John Morales says
That’s both silly (not every black person is African) and contradictory (you do capitalise).
I disagree with the AP’s reasoning. For one thing, suggesting that there is a commonality of history and experience between all black people is as reductive as saying there is commonality in history and experience between all white people, or that there is a single near-monolithic ‘western culture’ vs. ‘eastern culture’ divide. Racial dynamics can change drastically from place to place, and I would point to Trevor Noah as a good example of this. Being South African, in his homeland he was considered ‘coloured’ (bi-racial) as opposed to black, with the black South Africans looking on him as not one of them; in America, he is black.
Yes but he looks black, and where there is differential treatment between white and black people, he will therefore get the treatment reserved for black people. In the American context he is black and not white.
Oh I forgot to mention re. AP’s silly ‘shared history’ point: what about black Australians? Disenfranchised yes, but a drastically different history and experience. Comparing Australia to USA, the Aboriginal Australians resemble black Americans but have a history and experience much more similar to the Native Americans, despite not looking alike.
Steve Morrison says
Well, the reason why Barack Obama is commonly considered “Black” is the one-drop rule. It’s specific to the United States (and to Black ancestry).
“They all look the same to me”, eh Holms. Dude, no.
I’m writing off the top of my head but I’m pretty sure Indigenous Australians are genetically more distant from black Africans than are white Europeans. That is, I (white as snow) have a closer African relative than they do.
Sure they have dark skin. But Indigenous Australians do not look African.
Andreas Avester says
I hate the English writing system.
In my native language, punctuation, spelling and capitalization rules are uniform and consistent. Certain types of words are always capitalized while other types of words are not capitalized unless at the beginning of a sentence. Whether to capitalize a word is not a matter of opinion and a person cannot express an attitude by either capitalizing or not capitalizing a word.
In comparison, English writing system is an inconsistent patchwork of arbitrary “rules” that have so many exceptions that one might argue that there are no rules. This kind of chaos and lack of consistency makes me crazy.
In my native language, words like “Black,” “white,” “American,” “African,” “Indigenous,” “Latino,” “Christian” etc. are never capitalized, because adjectives do not get capitalized. Rules are simple, uniform, and I do not have to memorize separately for every word whether to capitalize it or no. Nobody ever brings up history, culture, or social attitudes as an argument for why some word should be written one way or the other.

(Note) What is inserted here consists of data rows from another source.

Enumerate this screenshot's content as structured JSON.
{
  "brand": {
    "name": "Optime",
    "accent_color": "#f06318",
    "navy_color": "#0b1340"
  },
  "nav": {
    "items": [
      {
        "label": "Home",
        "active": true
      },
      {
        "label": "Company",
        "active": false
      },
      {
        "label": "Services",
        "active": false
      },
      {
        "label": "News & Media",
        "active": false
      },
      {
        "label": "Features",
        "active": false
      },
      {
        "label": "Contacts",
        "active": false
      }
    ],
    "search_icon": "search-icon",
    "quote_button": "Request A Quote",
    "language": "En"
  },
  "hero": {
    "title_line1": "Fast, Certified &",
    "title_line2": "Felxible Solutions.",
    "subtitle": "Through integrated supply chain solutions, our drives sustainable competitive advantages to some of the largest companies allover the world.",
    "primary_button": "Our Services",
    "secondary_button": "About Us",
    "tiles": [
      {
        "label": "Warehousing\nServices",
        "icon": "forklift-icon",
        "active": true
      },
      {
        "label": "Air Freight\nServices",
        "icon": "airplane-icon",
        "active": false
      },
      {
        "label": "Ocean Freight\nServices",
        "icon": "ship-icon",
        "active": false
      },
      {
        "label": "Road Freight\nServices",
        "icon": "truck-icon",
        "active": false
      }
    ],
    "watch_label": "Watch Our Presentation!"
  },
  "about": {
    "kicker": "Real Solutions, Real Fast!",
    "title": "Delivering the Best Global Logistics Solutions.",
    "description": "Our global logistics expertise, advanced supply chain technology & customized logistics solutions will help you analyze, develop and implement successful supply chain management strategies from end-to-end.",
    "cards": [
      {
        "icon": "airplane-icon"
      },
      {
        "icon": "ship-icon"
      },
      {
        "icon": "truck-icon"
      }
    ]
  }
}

I dislike this idea because I think AP’s reasons for not capitalizing white are seriously misguided. The idea that capitalizing white would legitimize racists and nationalists is somewhat true but also badly misleading. Not treating both the same will encourage the racists and nationalists and give them a great talking point they can hang on.
It also runs the risk of letting the extreme right define what white is because only they consider it a legitimate identity. Once whites are a minority in the country it’s probably only a matter of time until white becomes a real distinct identity and it has already been staked out by the white nationalists there are going to be problems.
Tabby Lavalamp says
Several of those are nouns, not adjectives.
“people who are Black have strong historical and cultural commonalities, even if they are from different parts of the world”
This seems more to illustrate the writer’s mind-boggling ignorance of world history and geography than anything else.
I am sure a 4th or 5th generation Saudi whose ancestor arrived on Haj from present-day Nigeria in the middle of the 19th C has a lot in common mith a US Afro-American from California.
There was a certain amount of grumbling about a Black European playing Harriet Tubman.
Tabby Lavalamp @12: I think the words you are thinking of can be used either as adjectives (‘a Christian prayer’) or a noun (‘Christians say that …’ ).